  15. ^ "Academy of Podcasters: Past Winners". Academy of Podcasters. Podcast Movement. Archived from the original on October 3, 2017.
  16. ^ "2017 Finalist". Academy of Podcasters. Podcast Movement. August 23, 2017. Archived from the original on February 5, 2019.
  17. ^ Fraser, Elizabeth (August 11, 2018). "WV Book Team: Finding your happy place through reading". Charleston Gazette-Mail. Retrieved August 18, 2018.
  18. ^ Zipp, Yvonne (October 19, 2012). "Looking for happiness at work, home and in life". Houston Chronicle. Retrieved May 12, 2017.
  19. ^ Wood, Thomas (September 2000). "Power Money Fame Sex: A User's Guide". Retrieved May 12, 2017.
  20. ^ "Review: Power Money Fame Sex: A User's Guide". Publishers Weekly. Retrieved May 12, 2017.
  21. ^ Ko, Claudine (January 7, 2016). "How to actually keep those New Year's resolutions". New York Post. Retrieved June 17, 2017.
  22. ^ Nesdoly, Tracy (June 7, 2015). "Taking Gretchen Rubin's advice, it's never too late to know better: Nesdoly". Toronto Star. Retrieved May 12, 2017.
  23. ^ Roberts, Genevieve (March 24, 2015). "Gretchen Rubin: In trying to tackle our bad habits, has the author developed some of her own?". The Independent (UK). Retrieved May 12, 2017.
  24. ^ Stevens, Heidi (March 9, 2015). "In 'Better Than Before,' Gretchen Rubin examines how habits shape our lives". Chicago Tribune. Retrieved May 12, 2017.

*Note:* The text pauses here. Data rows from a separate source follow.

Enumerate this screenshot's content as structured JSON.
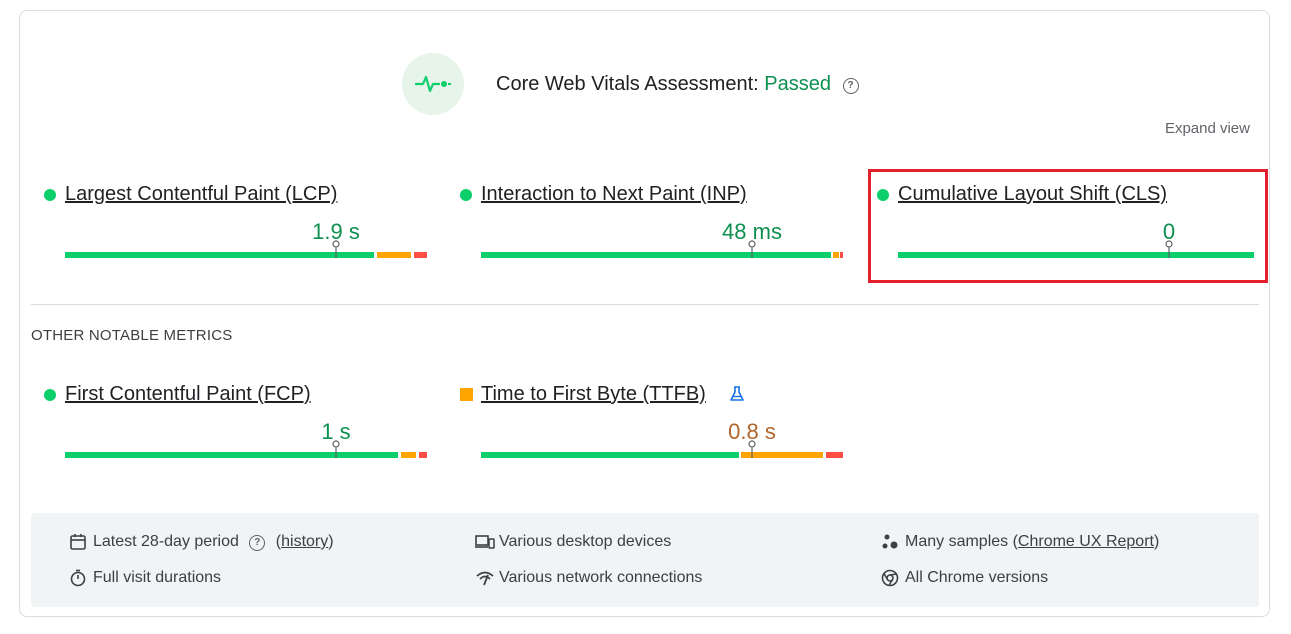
{
  "assessment": {
    "label": "Core Web Vitals Assessment:",
    "status": "Passed",
    "help_glyph": "?",
    "expand_label": "Expand view"
  },
  "core_metrics": [
    {
      "name": "Largest Contentful Paint (LCP)",
      "value": "1.9 s",
      "status": "good"
    },
    {
      "name": "Interaction to Next Paint (INP)",
      "value": "48 ms",
      "status": "good"
    },
    {
      "name": "Cumulative Layout Shift (CLS)",
      "value": "0",
      "status": "good"
    }
  ],
  "other_title": "OTHER NOTABLE METRICS",
  "other_metrics": [
    {
      "name": "First Contentful Paint (FCP)",
      "value": "1 s",
      "status": "good"
    },
    {
      "name": "Time to First Byte (TTFB)",
      "value": "0.8 s",
      "status": "needs-improvement",
      "experimental_icon": "flask-icon"
    }
  ],
  "footer": {
    "period": "Latest 28-day period",
    "history_open": "(",
    "history_link": "history",
    "history_close": ")",
    "durations": "Full visit durations",
    "devices": "Various desktop devices",
    "connections": "Various network connections",
    "samples_prefix": "Many samples (",
    "samples_link": "Chrome UX Report",
    "samples_suffix": ")",
    "chrome_versions": "All Chrome versions"
  },
  "colors": {
    "good": "#0cce6b",
    "average": "#ffa400",
    "poor": "#ff4e42",
    "pass_text": "#0d904f",
    "highlight": "#e5202e"
  }
}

  25. ^ "Review: Forty Ways to Look at JFK". American Library Association. Booklist. October 1, 2005. Retrieved May 12, 2017.
  26. ^ Rubin, Gretchen Craft (October 25, 2005). Forty Ways to Look at JFK-Hardcover. Ballantine Books. ISBN 0345450493.
  27. ^ Forty Ways to Look at Winston Churchill: A Brief Account of a Long Life. Random House. May 11, 2004. Retrieved May 12, 2017 – via Amazon.
  28. ^ Rubin, Gretchen (2017). The Four Tendencies. New York, NY: Penguin Random House. ISBN 978-1524760915. Retrieved October 3, 2017.
  29. ^ Saner, Emine (September 11, 2017). "Want to be happier? First, work out if you're an 'upholder' or a 'rebel'". The Guardian (UK). Retrieved October 4, 2017.
  30. ^ Sewing, Joy (June 23, 2017). "Houston named 10th most joyous place on Earth". Houston Chronicle. Retrieved October 8, 2017.
  31. ^ Lanks, Belinda (April 12, 2019). "Spring Books: Spring Cleaning Stay on top of things with helpful books from Mason Currey, Laura Vanderkam and Gretchen Rubin". The Wall Street Journal. Retrieved April 21, 2019.
  32. ^ "ENGAGEMENTS; Gretchen Craft, James Rubin". The New York Times. November 7, 1993. Retrieved May 12, 2017.
  33. ^ "WEDDINGS - Gretchen A. Craft, James S. Rubin". The New York Times. September 4, 1994. Retrieved January 11, 2017.
  34. ^ Hoffman, Jan (February 26, 2010). "On Top of the Happiness Racket". The New York Times. Retrieved October 15, 2015.
  35. ^ Outer Order, Inner Calm at publisher's websight.